== Exercise goal ==
Output the entries as they appear, skipping images.

========================================

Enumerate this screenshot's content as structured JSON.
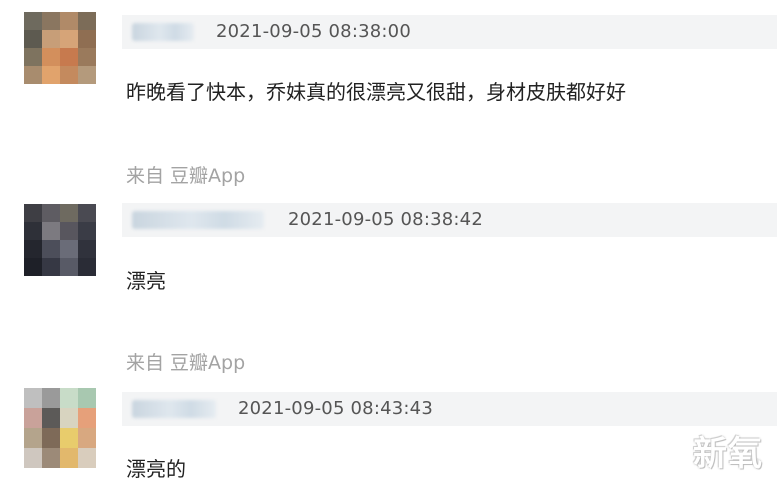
{
  "comments": [
    {
      "timestamp": "2021-09-05 08:38:00",
      "text": "昨晚看了快本，乔妹真的很漂亮又很甜，身材皮肤都好好",
      "source": "来自 豆瓣App"
    },
    {
      "timestamp": "2021-09-05 08:38:42",
      "text": "漂亮",
      "source": "来自 豆瓣App"
    },
    {
      "timestamp": "2021-09-05 08:43:43",
      "text": "漂亮的"
    }
  ],
  "watermark": "新氧",
  "colors": {
    "meta_bar": "#f3f4f5",
    "timestamp": "#555555",
    "source": "#a3a3a3"
  }
}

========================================

== Task solution ==
Enumerate this screenshot's content as structured JSON.
{
  "comments": [
    {
      "timestamp": "2021-09-05 08:38:00",
      "text": "昨晚看了快本，乔妹真的很漂亮又很甜，身材皮肤都好好",
      "source": "来自 豆瓣App"
    },
    {
      "timestamp": "2021-09-05 08:38:42",
      "text": "漂亮",
      "source": "来自 豆瓣App"
    },
    {
      "timestamp": "2021-09-05 08:43:43",
      "text": "漂亮的"
    }
  ],
  "watermark": "新氧",
  "colors": {
    "meta_bar": "#f3f4f5",
    "timestamp": "#555555",
    "source": "#a3a3a3"
  }
}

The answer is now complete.